Gray also remarked that companies move where knowledge workers are located. He noted that job creation is occurring most strongly on the west coast with innovative technology and creative knowledge workers drawn to cities in states like Washington and California, making these areas attractive for investment. He clarified, however, that there are some exceptions to this rule such as Raleigh-Durham, Brooklyn, and Austin. He also mentioned international regions with similar clustered labor pools of knowledge workers including Schengen, Bangalore, and Scandinavia.
Gray shared with the audience some of the lessons he has learned in the real estate industry during his career.
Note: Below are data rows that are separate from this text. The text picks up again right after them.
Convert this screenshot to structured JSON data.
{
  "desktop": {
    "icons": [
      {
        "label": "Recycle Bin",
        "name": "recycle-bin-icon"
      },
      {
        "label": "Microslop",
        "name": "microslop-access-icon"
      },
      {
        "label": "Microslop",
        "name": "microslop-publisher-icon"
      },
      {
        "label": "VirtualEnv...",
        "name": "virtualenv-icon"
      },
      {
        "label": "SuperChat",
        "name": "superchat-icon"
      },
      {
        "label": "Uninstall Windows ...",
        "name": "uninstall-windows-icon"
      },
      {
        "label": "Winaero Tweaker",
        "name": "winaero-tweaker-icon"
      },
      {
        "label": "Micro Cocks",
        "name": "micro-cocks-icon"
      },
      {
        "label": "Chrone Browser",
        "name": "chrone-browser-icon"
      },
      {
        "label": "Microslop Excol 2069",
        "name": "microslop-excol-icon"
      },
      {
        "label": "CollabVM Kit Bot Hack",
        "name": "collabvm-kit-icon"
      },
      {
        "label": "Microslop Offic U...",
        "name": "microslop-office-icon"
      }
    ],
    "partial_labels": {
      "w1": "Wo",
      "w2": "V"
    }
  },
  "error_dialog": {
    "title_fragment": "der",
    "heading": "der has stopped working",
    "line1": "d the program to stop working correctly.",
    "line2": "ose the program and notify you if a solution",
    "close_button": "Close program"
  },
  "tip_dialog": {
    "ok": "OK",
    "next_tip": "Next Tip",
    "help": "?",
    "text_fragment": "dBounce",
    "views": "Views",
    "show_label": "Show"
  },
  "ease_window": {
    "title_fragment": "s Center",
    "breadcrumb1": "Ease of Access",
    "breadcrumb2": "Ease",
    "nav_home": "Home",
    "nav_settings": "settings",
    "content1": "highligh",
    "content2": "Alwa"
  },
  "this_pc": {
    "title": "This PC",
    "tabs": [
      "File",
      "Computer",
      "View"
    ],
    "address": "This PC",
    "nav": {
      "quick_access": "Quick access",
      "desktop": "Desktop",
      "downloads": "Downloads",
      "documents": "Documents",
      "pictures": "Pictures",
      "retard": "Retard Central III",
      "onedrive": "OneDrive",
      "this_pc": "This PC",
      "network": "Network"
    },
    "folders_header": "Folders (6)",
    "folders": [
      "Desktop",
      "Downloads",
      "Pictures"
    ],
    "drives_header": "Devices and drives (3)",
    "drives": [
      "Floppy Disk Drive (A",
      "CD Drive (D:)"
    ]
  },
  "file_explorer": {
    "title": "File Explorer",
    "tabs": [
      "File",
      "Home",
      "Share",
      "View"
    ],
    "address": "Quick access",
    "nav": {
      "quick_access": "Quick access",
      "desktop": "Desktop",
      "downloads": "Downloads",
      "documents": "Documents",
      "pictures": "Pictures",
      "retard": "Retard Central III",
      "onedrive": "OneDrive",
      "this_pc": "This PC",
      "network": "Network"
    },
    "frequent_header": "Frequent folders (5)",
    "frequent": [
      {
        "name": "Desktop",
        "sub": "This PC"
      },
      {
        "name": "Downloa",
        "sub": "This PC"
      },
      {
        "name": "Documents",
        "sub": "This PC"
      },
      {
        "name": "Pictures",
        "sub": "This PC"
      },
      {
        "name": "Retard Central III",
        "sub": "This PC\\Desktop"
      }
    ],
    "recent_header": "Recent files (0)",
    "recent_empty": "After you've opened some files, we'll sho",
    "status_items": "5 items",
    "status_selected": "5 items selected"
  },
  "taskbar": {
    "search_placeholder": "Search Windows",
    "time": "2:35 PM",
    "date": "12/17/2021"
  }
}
Most recently, he has been reading about energy, media and pharmaceuticals and believes that big trends cut across industries. For example, Blackstone bought office buildings in Burbank, CA—a content creation hub—as he believes in the long-term success of real estate related to media. The distribution methods of media may evolve, but the creation of content in that larger geographical area will remain.
Furthermore, he explained that investing in emerging markets can be difficult as macro trends are just as important to consider as micro factors. Mega trends can present risks that are not apparent at the micro level. Currently, he sees good opportunities in India, thanks to its increasing consumer base and strong IT industry, and he noted that Blackstone is the largest owner of office buildings in India.
When asked about his new role evaluating investment opportunities outside the real estate industry, Gray stated that companies with low capital expenditures grow quickly and make the best investments. Although private organizations can become bureaucratic and employees can get siloed into specialized departments, he explained that the mere scale of the private market allows for high capital, systematic pattern recognition, and the ability to do what public markets cannot. As Blackstone grows, Gray is constantly trying to maintain the small business feel in its daily operations.
He attributes his success as a leader to the support from his wife and his team at work, emphasizing the importance of staying calm under pressure to do the best job for investors. This strong support system, according to Gray, has carried him through crises that can at times seem overwhelming. In order to keep employee confidence high during tough times, he thinks it is imperative that a leader stay calm and show his commitment to the company’s long-term mission. His approach to work-life balance is “all integrated.” He makes it a point to attend his daughters’ games and be present in the moment, and he also occasionally brings them along to view real estate projects.
Gray advised students in the audience to be consumers of information by reading newspapers, analyst’s reports, company reports, and transcripts of earnings calls. He urged the audience to travel, talk to people, and avoid following the consensus. A willingness to be educated and a conviction in one’s opinions, according to Gray, will allow one to succeed in business. His biggest career advice was to love what you do. He encouraged young members of the audience to find good mentors, be passionate about work, and to believe in the mission of the company. He stressed the importance of a good education and commended Cornell for providing students with a competitive advantage through innovation and interdisciplinary skills.